What’s more, summer is when demand and prices rise, making it the most profitable time of the year. That’s typically followed by a slump from mid-September to the end of March, when hog producers are almost guaranteed to lose money. That means producers know that the next six months likely won’t bring any relief.
So how bad could it get?
The pair pointed to B.C., where there are just 19 commercial hog producers (defined as ones which ship 200 or more hogs a week) left in the entire province. That’s not going to happen here because many operations are either owned or closely tied to packing companies.
But those who aren’t are facing a very grim future.
“Producers from Alberta are paid the lowest in Canada, if not North America,” said Majeau. “At these levels, it’s not a sustainable business situation. Break-even is $170 to $175 (per hog) and we haven’t seen numbers to support that. Hence, we see an industry that is shrinking. Or if the numbers don’t necessarily shrink, we see more integration between packer and hogs.”
Majeau, who raises crops and hogs near Edmonton, has also spoken with a couple of producers who have already made the decision to exit the industry.
If the situation continues, more will follow, he said.
“We’re sort of doing a survey of our industry right now to see where everybody is at,” he said. “I only know of two right now, but there’s surely been a lot of talk of guys saying, ‘Hey, we’ve got to know if there’s a future in this business.’”
Traditional business risk management tools are no longer working for the sector, and fundamental change is needed, he added.
“We’re working at every angle from government to industry and more than ever is the need for industry partners to be working together — packer (and) producer — and to look at the system and future and viability together and I think that’s going to keep it moving forward. We’re probably going to see pressure moving ahead for a number of months.”
It’s a different story for Canadian packers, which are not only getting their hogs cheaper but seeing more opportunities to do business in China, said Ron Gietz, an extension economist with Alberta Agriculture and Forestry.
“One of the things that the industry is going to have to do in Western Canada, we’re going to have to say, ‘Are we prepared to lose the industry or keep the industry in Western Canada but look at the redistribution of the value from the pork cut-out?” said Bushell.

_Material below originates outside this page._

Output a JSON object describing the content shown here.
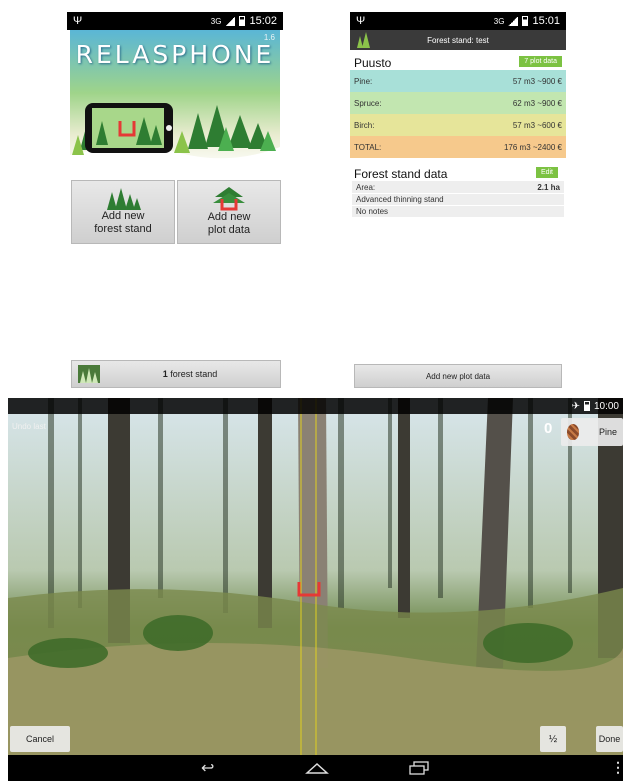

“That typically falls directly back to the processors. They’re the ones who control the purse strings.”
To add insult to injury, the Trump administration is partially compensating American hog producers for harm caused by its tariff war. As part of its $4.7-billion farm aid package aimed at easing the pain of retaliatory tariffs by China and other countries, U.S. hog farmers will get $8 per pig multiplied by 50 per cent of Aug. 1 production.
But even if that was offered here, it would still leave a very large hole in the bank accounts of Alberta hog farmers.
“I’ve had guys ask me, ‘Why should I stay in the game? I’m losing about $60,000 a month. Give me a reason why I should keep raising hogs for the next six months,’” said Bushell.
The question came from members of a Hutterite colony but Bushell had no answer.
“I couldn’t come up with one,” he said.